2 billion project.

The Wilderness Society has placed an advertisement in Britain\’s Financial Times warning European banks they will be “pulping their profits” if they finance the controversial mill proposed for Tasmania\’s Tamar Valley.

Gunns is looking for overseas finance after its Australian banker – ANZ – withdrew its financial support.

Funded by Get Up!

The advertisement was funded by Australian lobby group Get Up!, which notes the Financial Times is read at all major banks in Europe every day.

“We thought it was really important that our members and the Australian public could have an opportunity to voice their opposition to the mill,” Getup\’s campaigns coordinator Ed Coper told ABC Radio.

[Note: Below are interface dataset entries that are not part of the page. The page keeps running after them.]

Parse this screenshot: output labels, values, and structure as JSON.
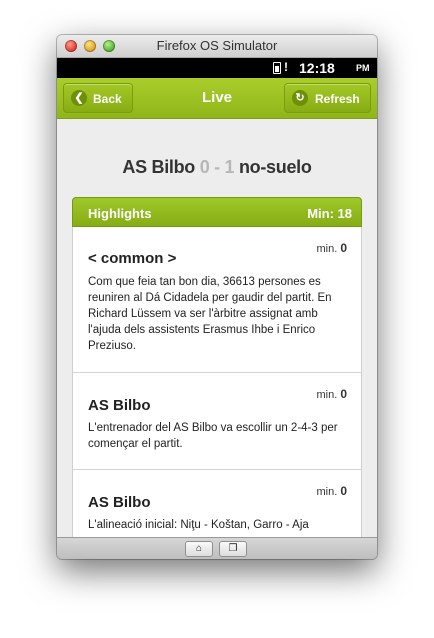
{
  "window": {
    "title": "Firefox OS Simulator"
  },
  "statusbar": {
    "time": "12:18",
    "ampm": "PM",
    "alert": "!"
  },
  "header": {
    "back_label": "Back",
    "title": "Live",
    "refresh_label": "Refresh"
  },
  "match": {
    "home_team": "AS Bilbo",
    "home_score": "0",
    "separator": "-",
    "away_score": "1",
    "away_team": "no-suelo"
  },
  "highlights": {
    "label": "Highlights",
    "minute_label": "Min: 18"
  },
  "events": [
    {
      "min_label": "min.",
      "minute": "0",
      "team": "< common >",
      "text": "Com que feia tan bon dia, 36613 persones es reuniren al Dá Cidadela per gaudir del partit. En Richard Lüssem va ser l'àrbitre assignat amb l'ajuda dels assistents Erasmus Ihbe i Enrico Preziuso."
    },
    {
      "min_label": "min.",
      "minute": "0",
      "team": "AS Bilbo",
      "text": "L'entrenador del AS Bilbo va escollir un 2-4-3 per començar el partit."
    },
    {
      "min_label": "min.",
      "minute": "0",
      "team": "AS Bilbo",
      "text": "L'alineació inicial: Niţu - Koštan, Garro - Aja"
    }
  ],
  "icons": {
    "back": "back-arrow-icon",
    "refresh": "refresh-icon",
    "home": "home-icon",
    "cards": "cards-icon"
  },
  "colors": {
    "accent": "#96bd1f",
    "header_text": "#ffffff",
    "score_muted": "#b7b7b7"
  }
}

The Wilderness Society says a number of overseas banks already have shunned Gunns.

“In the last week, Deutsche Bank, who was widely rumoured to be the bank that Gunns had engaged in Europe, have now committed not to being involved in the project,” the society\’s anti-pulp mill campaigner Paul Oosting said.

\’Economic sabotage\’

“Likewise, we\’ve had commitments from the Royal Bank of Scotland and many others – UBS, Bank of China – that they won\’t be involved in the project.”

The Tasmanian Forest Industries Association has described the society\’s action as “tantamount to economic sabotage”.

“The advertisement … is filled with misinformation and untruths,” association spokesman Julian Amos said.

The society\’s “most appalling behaviour” was doing damage to the Tasmanian economy.